Among the records, which lines hold the word "JSON"? Pick them out.

Dataset rows describing interfaces
BEGIN

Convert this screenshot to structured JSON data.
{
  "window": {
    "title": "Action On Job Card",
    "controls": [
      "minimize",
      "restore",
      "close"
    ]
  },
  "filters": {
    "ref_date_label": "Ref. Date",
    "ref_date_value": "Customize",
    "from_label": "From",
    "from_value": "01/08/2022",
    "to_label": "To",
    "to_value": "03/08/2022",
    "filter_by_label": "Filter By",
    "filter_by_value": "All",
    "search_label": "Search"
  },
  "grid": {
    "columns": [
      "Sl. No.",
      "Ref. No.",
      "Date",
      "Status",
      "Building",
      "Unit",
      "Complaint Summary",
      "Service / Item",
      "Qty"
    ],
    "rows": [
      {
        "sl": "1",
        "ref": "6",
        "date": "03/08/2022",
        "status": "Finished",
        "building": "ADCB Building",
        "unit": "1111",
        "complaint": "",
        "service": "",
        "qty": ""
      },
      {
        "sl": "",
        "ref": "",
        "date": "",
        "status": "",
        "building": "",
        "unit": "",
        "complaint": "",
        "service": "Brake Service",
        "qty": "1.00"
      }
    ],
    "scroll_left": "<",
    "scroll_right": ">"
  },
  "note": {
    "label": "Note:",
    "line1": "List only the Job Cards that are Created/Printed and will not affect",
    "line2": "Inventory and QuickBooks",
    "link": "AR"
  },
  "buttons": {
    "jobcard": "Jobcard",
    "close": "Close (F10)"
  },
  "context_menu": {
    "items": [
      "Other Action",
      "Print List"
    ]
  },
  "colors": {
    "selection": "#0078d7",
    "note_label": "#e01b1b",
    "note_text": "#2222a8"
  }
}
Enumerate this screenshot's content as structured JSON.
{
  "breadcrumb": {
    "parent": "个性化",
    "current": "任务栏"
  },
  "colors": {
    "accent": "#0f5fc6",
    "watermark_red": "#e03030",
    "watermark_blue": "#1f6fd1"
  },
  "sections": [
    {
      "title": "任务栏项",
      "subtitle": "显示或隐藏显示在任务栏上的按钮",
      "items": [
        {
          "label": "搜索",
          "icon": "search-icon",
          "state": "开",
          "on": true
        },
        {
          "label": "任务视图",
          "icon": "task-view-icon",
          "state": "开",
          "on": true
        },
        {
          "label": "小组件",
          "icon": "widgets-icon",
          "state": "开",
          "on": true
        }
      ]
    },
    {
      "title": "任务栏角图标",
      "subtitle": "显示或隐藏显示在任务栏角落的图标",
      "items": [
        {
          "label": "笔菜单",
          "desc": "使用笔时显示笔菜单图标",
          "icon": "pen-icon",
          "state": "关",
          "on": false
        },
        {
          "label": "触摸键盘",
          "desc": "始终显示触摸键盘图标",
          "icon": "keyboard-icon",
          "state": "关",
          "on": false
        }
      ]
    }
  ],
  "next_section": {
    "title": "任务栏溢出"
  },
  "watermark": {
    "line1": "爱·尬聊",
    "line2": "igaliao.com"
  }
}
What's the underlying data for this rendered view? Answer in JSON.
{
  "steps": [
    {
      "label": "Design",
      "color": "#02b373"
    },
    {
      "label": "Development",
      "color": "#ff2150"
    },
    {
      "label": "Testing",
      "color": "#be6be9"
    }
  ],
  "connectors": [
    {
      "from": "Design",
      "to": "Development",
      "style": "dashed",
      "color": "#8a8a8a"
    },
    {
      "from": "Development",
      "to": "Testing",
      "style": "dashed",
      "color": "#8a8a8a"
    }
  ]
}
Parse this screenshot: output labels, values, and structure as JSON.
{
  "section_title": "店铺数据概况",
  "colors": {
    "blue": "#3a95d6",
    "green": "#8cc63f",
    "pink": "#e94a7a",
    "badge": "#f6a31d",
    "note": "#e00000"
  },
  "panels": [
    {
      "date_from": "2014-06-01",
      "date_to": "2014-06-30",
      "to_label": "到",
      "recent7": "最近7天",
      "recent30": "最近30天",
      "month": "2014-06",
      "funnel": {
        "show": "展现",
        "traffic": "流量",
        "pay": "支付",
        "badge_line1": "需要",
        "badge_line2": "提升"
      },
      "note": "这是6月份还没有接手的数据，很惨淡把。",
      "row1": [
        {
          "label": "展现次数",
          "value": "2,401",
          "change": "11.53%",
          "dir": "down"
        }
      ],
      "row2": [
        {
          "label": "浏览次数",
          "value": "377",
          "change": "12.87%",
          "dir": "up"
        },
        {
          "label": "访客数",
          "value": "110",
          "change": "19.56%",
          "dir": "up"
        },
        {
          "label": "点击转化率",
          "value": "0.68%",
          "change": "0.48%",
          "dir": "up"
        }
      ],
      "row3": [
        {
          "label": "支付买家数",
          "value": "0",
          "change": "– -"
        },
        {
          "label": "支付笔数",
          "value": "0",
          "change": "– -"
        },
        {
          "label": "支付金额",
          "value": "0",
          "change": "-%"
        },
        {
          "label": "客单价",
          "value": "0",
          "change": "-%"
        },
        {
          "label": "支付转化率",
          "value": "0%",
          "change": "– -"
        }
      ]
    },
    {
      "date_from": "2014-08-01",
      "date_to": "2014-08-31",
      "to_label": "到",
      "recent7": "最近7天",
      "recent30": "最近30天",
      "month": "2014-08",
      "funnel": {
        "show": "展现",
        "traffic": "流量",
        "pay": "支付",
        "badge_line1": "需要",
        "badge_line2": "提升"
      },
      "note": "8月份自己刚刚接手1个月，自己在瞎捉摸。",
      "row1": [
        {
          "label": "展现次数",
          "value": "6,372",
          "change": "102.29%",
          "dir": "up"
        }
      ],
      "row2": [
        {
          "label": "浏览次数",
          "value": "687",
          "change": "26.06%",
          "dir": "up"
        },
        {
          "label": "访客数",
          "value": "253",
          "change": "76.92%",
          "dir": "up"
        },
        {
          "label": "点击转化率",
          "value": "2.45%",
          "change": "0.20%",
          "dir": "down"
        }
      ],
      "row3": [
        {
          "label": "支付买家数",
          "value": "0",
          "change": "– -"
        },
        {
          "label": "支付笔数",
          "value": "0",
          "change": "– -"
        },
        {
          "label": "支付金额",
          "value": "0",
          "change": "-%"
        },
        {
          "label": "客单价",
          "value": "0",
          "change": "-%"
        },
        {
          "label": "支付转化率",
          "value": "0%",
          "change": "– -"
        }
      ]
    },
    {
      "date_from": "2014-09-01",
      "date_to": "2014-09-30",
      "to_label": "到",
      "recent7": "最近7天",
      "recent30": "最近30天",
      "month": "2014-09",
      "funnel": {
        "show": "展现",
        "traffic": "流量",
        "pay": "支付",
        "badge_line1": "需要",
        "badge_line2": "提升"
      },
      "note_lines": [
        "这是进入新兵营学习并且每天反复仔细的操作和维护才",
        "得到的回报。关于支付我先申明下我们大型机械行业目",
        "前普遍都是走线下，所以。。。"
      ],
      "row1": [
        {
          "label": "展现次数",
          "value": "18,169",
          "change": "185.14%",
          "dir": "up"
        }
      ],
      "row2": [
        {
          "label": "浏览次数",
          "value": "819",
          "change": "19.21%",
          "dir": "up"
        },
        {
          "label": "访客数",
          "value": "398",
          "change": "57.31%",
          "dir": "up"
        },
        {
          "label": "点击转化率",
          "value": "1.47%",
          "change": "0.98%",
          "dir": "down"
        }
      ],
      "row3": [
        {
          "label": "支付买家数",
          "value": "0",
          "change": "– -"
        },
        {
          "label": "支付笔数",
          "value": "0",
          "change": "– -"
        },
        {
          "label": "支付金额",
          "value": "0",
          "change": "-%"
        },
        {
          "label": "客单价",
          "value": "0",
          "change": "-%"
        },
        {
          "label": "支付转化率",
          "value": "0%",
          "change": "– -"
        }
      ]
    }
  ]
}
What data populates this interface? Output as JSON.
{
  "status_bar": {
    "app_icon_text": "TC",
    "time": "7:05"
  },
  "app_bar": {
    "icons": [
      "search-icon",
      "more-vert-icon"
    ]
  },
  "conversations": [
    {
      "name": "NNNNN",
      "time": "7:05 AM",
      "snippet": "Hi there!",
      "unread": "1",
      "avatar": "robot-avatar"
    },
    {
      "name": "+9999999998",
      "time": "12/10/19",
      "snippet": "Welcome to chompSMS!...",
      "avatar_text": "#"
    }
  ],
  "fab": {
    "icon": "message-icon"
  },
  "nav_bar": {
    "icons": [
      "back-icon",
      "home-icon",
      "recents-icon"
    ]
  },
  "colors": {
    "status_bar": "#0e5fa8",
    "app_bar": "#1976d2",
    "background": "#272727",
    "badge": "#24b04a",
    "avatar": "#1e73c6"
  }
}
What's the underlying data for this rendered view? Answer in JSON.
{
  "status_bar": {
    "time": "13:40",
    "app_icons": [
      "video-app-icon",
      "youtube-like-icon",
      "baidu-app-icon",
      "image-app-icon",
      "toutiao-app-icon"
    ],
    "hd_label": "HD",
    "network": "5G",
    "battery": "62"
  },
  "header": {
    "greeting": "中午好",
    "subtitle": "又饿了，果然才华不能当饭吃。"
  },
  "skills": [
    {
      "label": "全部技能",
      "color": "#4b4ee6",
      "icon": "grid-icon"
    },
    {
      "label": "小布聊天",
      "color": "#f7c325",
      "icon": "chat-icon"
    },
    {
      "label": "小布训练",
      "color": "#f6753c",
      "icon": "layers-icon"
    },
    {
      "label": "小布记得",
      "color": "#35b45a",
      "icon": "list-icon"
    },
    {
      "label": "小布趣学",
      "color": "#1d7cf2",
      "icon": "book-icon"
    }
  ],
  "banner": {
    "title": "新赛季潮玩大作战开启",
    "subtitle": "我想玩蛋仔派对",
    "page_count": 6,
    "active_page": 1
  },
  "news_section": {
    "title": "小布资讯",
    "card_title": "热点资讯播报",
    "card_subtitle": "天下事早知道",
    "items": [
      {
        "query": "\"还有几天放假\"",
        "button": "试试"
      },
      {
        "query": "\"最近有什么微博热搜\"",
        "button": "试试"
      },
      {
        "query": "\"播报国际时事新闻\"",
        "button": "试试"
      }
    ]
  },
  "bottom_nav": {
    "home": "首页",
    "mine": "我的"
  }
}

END

**Expected answer**
Convert this screenshot to structured JSON data.
Enumerate this screenshot's content as structured JSON.
What's the underlying data for this rendered view? Answer in JSON.
Parse this screenshot: output labels, values, and structure as JSON.
What data populates this interface? Output as JSON.
What's the underlying data for this rendered view? Answer in JSON.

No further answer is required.